When a player adds 1 of the 13 special location tiles to his display, he takes the matching card from the pile. These cards offer various advantages:
Iona Abbey: at the end of the game, the player scores 2 points for every yellow tile in his display (including the abbey itself).
Loch Lochy: the player immediately (and therefore once in the game) takes any 2 resources from the supply.
Loch Morar: at the end of the game, the player scores 2 points for every green tile in his display.
Loch Ness: once per turn, the player can activate any tile. This does not require activation of or adjacency to Loch Ness itself or the new tile. Remember, though, that no tile can be activated twice in the same phase.

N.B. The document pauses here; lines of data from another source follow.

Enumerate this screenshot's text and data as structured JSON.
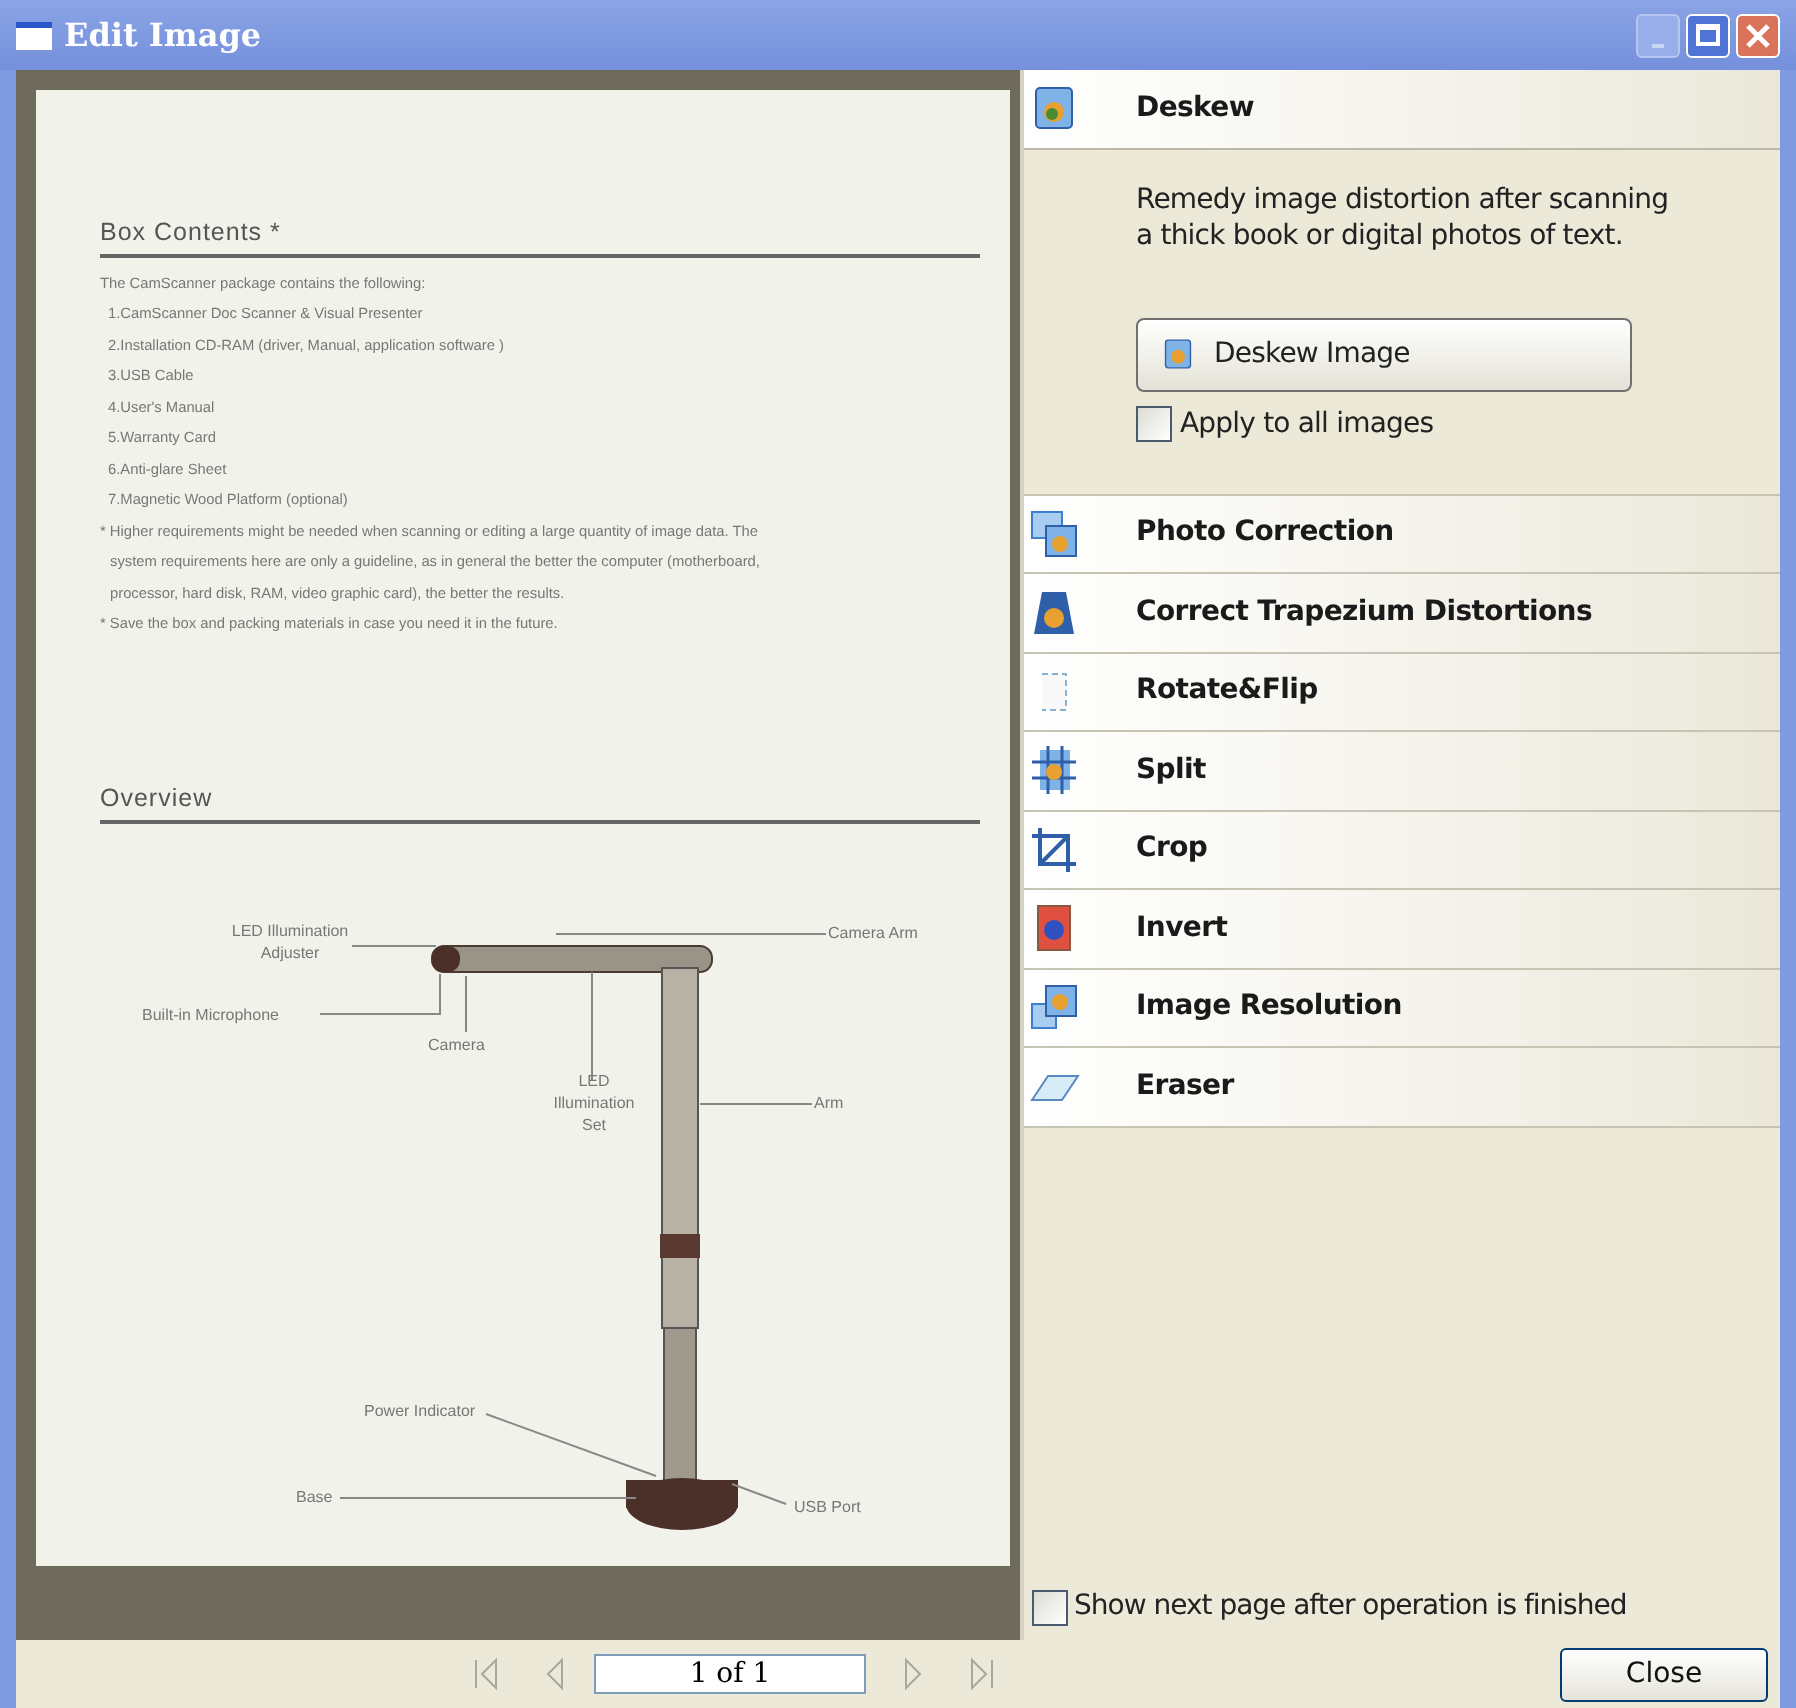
{
  "window": {
    "title": "Edit Image"
  },
  "document": {
    "sections": [
      {
        "heading": "Box Contents *",
        "lines": [
          "The CamScanner package contains the following:",
          "1.CamScanner Doc Scanner & Visual Presenter",
          "2.Installation CD-RAM (driver, Manual, application software )",
          "3.USB Cable",
          "4.User's Manual",
          "5.Warranty Card",
          "6.Anti-glare Sheet",
          "7.Magnetic Wood Platform (optional)",
          "* Higher requirements might be needed when scanning or editing a large quantity of image data. The",
          "system requirements here are only a guideline, as in general the better the computer (motherboard,",
          "processor, hard disk, RAM, video graphic card), the better the results.",
          "* Save the box and packing materials in case you need it in the future."
        ]
      },
      {
        "heading": "Overview"
      }
    ],
    "diagram_labels": [
      "LED Illumination Adjuster",
      "Camera Arm",
      "Built-in Microphone",
      "Camera",
      "LED Illumination Set",
      "Arm",
      "Power Indicator",
      "Base",
      "USB Port"
    ]
  },
  "tools": [
    {
      "label": "Deskew",
      "expanded": true,
      "description": "Remedy image distortion after scanning a thick book or digital photos of text.",
      "action": "Deskew Image",
      "apply_all": {
        "label": "Apply to all images",
        "checked": false
      }
    },
    {
      "label": "Photo Correction",
      "expanded": false
    },
    {
      "label": "Correct Trapezium Distortions",
      "expanded": false
    },
    {
      "label": "Rotate&Flip",
      "expanded": false
    },
    {
      "label": "Split",
      "expanded": false
    },
    {
      "label": "Crop",
      "expanded": false
    },
    {
      "label": "Invert",
      "expanded": false
    },
    {
      "label": "Image Resolution",
      "expanded": false
    },
    {
      "label": "Eraser",
      "expanded": false
    }
  ],
  "show_next": {
    "label": "Show next page after operation is finished",
    "checked": false
  },
  "pager": {
    "value": "1 of 1"
  },
  "buttons": [
    "Close"
  ]
}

Loch Shiel: the player immediately places 1 matching resource from the supply on each of his empty production tiles (i.e., stone quarries, forests, meadows, pastures, wheat fields). If he also owns the Iona Abbey and it is empty, he may place any 1 resource on it as well.
Tip: before taking resources, the player may sell as many resources as he likes to the warehouse, within legal limits.
Loch Oich: the player may immediately activate all of his tiles in any order. His turn then ends, and he may not carry out a normal activation (or use Loch Ness!).
Castle Stalker: the player immediately takes another clan member from the supply and places it on the tile (which then contains 2 clan members).
Castle Moil: the player immediately takes 1 whiskey barrel from the supply and places it next to his display.
Armadale Castle: the player immediately takes 3 coins from the supply.
Duart Castle: at the end of the game, the player scores 3 points for every village (not castles!) in his display.
Donan Castle: the player immediately takes 2 whiskey barrels from the supply and places them next to his display.
Castle of Mey: during every scoring (see below), each of the player's chieftains scores double.
Important: the players' Tam o' Shanters ("tams" or typical Scottish caps) also count but not double!
Cawdor Castle: During every scoring (see below), the player adds 3 tams when comparing chieftains.
The 3 Scorings
As soon as the last "1" tile is placed on the board, the game comes to a momentary halt for the first scoring. Afterward, the game resumes with the player whose figure is farthest behind on the track taking a turn.
The same holds true for the second scoring which occurs after the last "2" tile is placed on the board, and the third scoring which occurs after the last "3" tile is placed on the board.
During each of the 3 scorings, players compare their levels of achievement in 3 areas: whiskey production, chieftains (including all tams on the players' cards) and the number of special locations they possess (determined by comparing how many cards they have).
To score whiskey production, each player compares how many whiskey barrels he has to the number owned by the player with the fewest (which could be 0).
Each player then uses the difference to score points according to the table on the game board (below the warehouse), taking the number of victory point chips indicated. Players then do the same with their chieftains (counting tams) and their special location cards.
End of the Game
Right after the third scoring, the final scoring takes place:
- The owners of the Iona Abbey, Loch Morar, and Duart Castle score victory points for their tiles.
- Each player scores 1 point for each of his coins.
- Each player compares his total number of tiles with the total of the player who has the fewest. For each point of difference, the player must give up 3 victory points.
For example, at the end of the game, Anna has 15 tiles, Bruce 13, Clara 16, and Danny 13. Anna has to give up 6 points, and Clara has to give up 9.
The player with the most points wins.
If there is a tie, the tied player with the most resources wins. If there is still a tie, those players rejoice in their shared victory.